■ What you should do ■
Even where a record seems odd, copy it exactly as it appears below.

Data extracted from a collection:
▬▬▬

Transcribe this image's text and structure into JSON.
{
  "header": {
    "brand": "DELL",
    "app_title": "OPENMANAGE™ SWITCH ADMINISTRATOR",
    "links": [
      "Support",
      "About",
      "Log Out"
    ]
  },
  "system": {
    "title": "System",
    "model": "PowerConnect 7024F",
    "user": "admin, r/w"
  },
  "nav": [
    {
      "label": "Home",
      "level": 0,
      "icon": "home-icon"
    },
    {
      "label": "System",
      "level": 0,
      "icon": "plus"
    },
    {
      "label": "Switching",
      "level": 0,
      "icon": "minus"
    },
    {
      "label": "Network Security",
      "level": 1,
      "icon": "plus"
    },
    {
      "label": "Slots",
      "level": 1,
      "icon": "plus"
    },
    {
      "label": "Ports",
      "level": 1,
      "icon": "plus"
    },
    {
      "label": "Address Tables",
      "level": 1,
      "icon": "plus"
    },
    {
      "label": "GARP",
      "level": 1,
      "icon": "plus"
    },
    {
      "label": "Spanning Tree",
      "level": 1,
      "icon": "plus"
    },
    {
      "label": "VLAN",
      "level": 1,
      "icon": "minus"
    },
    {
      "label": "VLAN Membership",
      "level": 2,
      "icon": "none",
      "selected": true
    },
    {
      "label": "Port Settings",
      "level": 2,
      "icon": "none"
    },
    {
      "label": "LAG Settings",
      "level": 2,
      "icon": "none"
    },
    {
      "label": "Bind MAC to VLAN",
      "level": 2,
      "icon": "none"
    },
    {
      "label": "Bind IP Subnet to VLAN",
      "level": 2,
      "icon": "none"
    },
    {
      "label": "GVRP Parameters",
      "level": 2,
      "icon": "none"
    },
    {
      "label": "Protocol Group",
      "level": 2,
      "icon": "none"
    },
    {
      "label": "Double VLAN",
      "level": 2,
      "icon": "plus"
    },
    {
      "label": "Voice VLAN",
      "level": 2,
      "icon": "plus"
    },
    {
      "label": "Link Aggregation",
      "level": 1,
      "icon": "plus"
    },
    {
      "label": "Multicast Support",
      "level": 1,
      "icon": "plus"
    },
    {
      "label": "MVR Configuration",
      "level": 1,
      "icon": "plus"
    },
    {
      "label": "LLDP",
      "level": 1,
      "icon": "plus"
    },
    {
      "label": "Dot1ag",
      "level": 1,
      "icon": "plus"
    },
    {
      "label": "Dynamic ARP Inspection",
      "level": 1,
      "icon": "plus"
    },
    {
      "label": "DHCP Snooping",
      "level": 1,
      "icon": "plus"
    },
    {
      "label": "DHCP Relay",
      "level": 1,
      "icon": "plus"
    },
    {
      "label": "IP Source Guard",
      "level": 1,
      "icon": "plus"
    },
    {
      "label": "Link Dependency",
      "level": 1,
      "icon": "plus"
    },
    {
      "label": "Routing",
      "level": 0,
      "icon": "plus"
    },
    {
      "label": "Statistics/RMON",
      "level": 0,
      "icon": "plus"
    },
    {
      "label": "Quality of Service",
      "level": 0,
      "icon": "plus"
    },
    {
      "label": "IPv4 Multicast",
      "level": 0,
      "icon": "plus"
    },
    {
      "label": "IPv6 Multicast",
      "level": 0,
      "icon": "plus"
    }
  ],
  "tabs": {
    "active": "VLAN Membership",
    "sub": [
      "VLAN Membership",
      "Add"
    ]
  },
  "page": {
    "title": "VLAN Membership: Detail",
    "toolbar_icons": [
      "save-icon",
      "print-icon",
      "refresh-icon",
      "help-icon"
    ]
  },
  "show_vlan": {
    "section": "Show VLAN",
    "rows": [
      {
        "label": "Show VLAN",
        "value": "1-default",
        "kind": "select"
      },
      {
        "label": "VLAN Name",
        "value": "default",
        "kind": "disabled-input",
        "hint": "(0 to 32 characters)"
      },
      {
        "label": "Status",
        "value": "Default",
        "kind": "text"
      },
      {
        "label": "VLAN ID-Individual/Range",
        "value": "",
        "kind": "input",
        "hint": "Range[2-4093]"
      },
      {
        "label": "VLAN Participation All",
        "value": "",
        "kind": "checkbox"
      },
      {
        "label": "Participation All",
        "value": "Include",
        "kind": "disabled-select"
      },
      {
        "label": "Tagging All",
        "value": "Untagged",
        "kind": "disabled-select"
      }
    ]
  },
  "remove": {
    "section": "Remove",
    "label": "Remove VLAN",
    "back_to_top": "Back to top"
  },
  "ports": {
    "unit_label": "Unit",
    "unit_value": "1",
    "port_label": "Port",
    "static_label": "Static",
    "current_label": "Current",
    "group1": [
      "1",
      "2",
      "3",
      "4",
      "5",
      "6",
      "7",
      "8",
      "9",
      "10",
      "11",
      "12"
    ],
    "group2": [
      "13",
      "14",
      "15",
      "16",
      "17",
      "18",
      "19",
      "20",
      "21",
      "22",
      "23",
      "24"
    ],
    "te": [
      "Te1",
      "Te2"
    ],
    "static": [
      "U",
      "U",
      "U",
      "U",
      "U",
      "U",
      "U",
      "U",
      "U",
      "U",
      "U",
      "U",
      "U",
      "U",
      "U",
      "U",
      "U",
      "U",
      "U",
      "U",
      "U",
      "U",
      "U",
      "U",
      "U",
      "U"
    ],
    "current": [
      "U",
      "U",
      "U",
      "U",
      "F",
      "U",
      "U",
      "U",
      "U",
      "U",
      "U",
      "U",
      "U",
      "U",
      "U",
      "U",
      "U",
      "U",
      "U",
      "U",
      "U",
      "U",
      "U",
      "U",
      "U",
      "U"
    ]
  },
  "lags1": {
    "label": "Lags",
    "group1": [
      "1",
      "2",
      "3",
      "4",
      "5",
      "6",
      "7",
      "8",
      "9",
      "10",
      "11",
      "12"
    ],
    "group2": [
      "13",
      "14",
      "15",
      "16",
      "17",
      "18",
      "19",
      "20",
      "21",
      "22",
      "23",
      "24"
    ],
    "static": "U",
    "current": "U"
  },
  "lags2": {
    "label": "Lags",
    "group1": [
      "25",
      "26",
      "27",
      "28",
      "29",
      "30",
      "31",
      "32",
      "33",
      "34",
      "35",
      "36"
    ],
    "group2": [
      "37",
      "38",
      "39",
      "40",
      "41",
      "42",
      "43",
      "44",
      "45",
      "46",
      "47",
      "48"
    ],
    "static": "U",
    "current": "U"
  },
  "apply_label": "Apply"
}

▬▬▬

■ Result of the task ■
Transcribe this image's text and structure into JSON.
{
  "header": {
    "brand": "DELL",
    "app_title": "OPENMANAGE™ SWITCH ADMINISTRATOR",
    "links": [
      "Support",
      "About",
      "Log Out"
    ]
  },
  "system": {
    "title": "System",
    "model": "PowerConnect 7024F",
    "user": "admin, r/w"
  },
  "nav": [
    {
      "label": "Home",
      "level": 0,
      "icon": "home-icon"
    },
    {
      "label": "System",
      "level": 0,
      "icon": "plus"
    },
    {
      "label": "Switching",
      "level": 0,
      "icon": "minus"
    },
    {
      "label": "Network Security",
      "level": 1,
      "icon": "plus"
    },
    {
      "label": "Slots",
      "level": 1,
      "icon": "plus"
    },
    {
      "label": "Ports",
      "level": 1,
      "icon": "plus"
    },
    {
      "label": "Address Tables",
      "level": 1,
      "icon": "plus"
    },
    {
      "label": "GARP",
      "level": 1,
      "icon": "plus"
    },
    {
      "label": "Spanning Tree",
      "level": 1,
      "icon": "plus"
    },
    {
      "label": "VLAN",
      "level": 1,
      "icon": "minus"
    },
    {
      "label": "VLAN Membership",
      "level": 2,
      "icon": "none",
      "selected": true
    },
    {
      "label": "Port Settings",
      "level": 2,
      "icon": "none"
    },
    {
      "label": "LAG Settings",
      "level": 2,
      "icon": "none"
    },
    {
      "label": "Bind MAC to VLAN",
      "level": 2,
      "icon": "none"
    },
    {
      "label": "Bind IP Subnet to VLAN",
      "level": 2,
      "icon": "none"
    },
    {
      "label": "GVRP Parameters",
      "level": 2,
      "icon": "none"
    },
    {
      "label": "Protocol Group",
      "level": 2,
      "icon": "none"
    },
    {
      "label": "Double VLAN",
      "level": 2,
      "icon": "plus"
    },
    {
      "label": "Voice VLAN",
      "level": 2,
      "icon": "plus"
    },
    {
      "label": "Link Aggregation",
      "level": 1,
      "icon": "plus"
    },
    {
      "label": "Multicast Support",
      "level": 1,
      "icon": "plus"
    },
    {
      "label": "MVR Configuration",
      "level": 1,
      "icon": "plus"
    },
    {
      "label": "LLDP",
      "level": 1,
      "icon": "plus"
    },
    {
      "label": "Dot1ag",
      "level": 1,
      "icon": "plus"
    },
    {
      "label": "Dynamic ARP Inspection",
      "level": 1,
      "icon": "plus"
    },
    {
      "label": "DHCP Snooping",
      "level": 1,
      "icon": "plus"
    },
    {
      "label": "DHCP Relay",
      "level": 1,
      "icon": "plus"
    },
    {
      "label": "IP Source Guard",
      "level": 1,
      "icon": "plus"
    },
    {
      "label": "Link Dependency",
      "level": 1,
      "icon": "plus"
    },
    {
      "label": "Routing",
      "level": 0,
      "icon": "plus"
    },
    {
      "label": "Statistics/RMON",
      "level": 0,
      "icon": "plus"
    },
    {
      "label": "Quality of Service",
      "level": 0,
      "icon": "plus"
    },
    {
      "label": "IPv4 Multicast",
      "level": 0,
      "icon": "plus"
    },
    {
      "label": "IPv6 Multicast",
      "level": 0,
      "icon": "plus"
    }
  ],
  "tabs": {
    "active": "VLAN Membership",
    "sub": [
      "VLAN Membership",
      "Add"
    ]
  },
  "page": {
    "title": "VLAN Membership: Detail",
    "toolbar_icons": [
      "save-icon",
      "print-icon",
      "refresh-icon",
      "help-icon"
    ]
  },
  "show_vlan": {
    "section": "Show VLAN",
    "rows": [
      {
        "label": "Show VLAN",
        "value": "1-default",
        "kind": "select"
      },
      {
        "label": "VLAN Name",
        "value": "default",
        "kind": "disabled-input",
        "hint": "(0 to 32 characters)"
      },
      {
        "label": "Status",
        "value": "Default",
        "kind": "text"
      },
      {
        "label": "VLAN ID-Individual/Range",
        "value": "",
        "kind": "input",
        "hint": "Range[2-4093]"
      },
      {
        "label": "VLAN Participation All",
        "value": "",
        "kind": "checkbox"
      },
      {
        "label": "Participation All",
        "value": "Include",
        "kind": "disabled-select"
      },
      {
        "label": "Tagging All",
        "value": "Untagged",
        "kind": "disabled-select"
      }
    ]
  },
  "remove": {
    "section": "Remove",
    "label": "Remove VLAN",
    "back_to_top": "Back to top"
  },
  "ports": {
    "unit_label": "Unit",
    "unit_value": "1",
    "port_label": "Port",
    "static_label": "Static",
    "current_label": "Current",
    "group1": [
      "1",
      "2",
      "3",
      "4",
      "5",
      "6",
      "7",
      "8",
      "9",
      "10",
      "11",
      "12"
    ],
    "group2": [
      "13",
      "14",
      "15",
      "16",
      "17",
      "18",
      "19",
      "20",
      "21",
      "22",
      "23",
      "24"
    ],
    "te": [
      "Te1",
      "Te2"
    ],
    "static": [
      "U",
      "U",
      "U",
      "U",
      "U",
      "U",
      "U",
      "U",
      "U",
      "U",
      "U",
      "U",
      "U",
      "U",
      "U",
      "U",
      "U",
      "U",
      "U",
      "U",
      "U",
      "U",
      "U",
      "U",
      "U",
      "U"
    ],
    "current": [
      "U",
      "U",
      "U",
      "U",
      "F",
      "U",
      "U",
      "U",
      "U",
      "U",
      "U",
      "U",
      "U",
      "U",
      "U",
      "U",
      "U",
      "U",
      "U",
      "U",
      "U",
      "U",
      "U",
      "U",
      "U",
      "U"
    ]
  },
  "lags1": {
    "label": "Lags",
    "group1": [
      "1",
      "2",
      "3",
      "4",
      "5",
      "6",
      "7",
      "8",
      "9",
      "10",
      "11",
      "12"
    ],
    "group2": [
      "13",
      "14",
      "15",
      "16",
      "17",
      "18",
      "19",
      "20",
      "21",
      "22",
      "23",
      "24"
    ],
    "static": "U",
    "current": "U"
  },
  "lags2": {
    "label": "Lags",
    "group1": [
      "25",
      "26",
      "27",
      "28",
      "29",
      "30",
      "31",
      "32",
      "33",
      "34",
      "35",
      "36"
    ],
    "group2": [
      "37",
      "38",
      "39",
      "40",
      "41",
      "42",
      "43",
      "44",
      "45",
      "46",
      "47",
      "48"
    ],
    "static": "U",
    "current": "U"
  },
  "apply_label": "Apply"
}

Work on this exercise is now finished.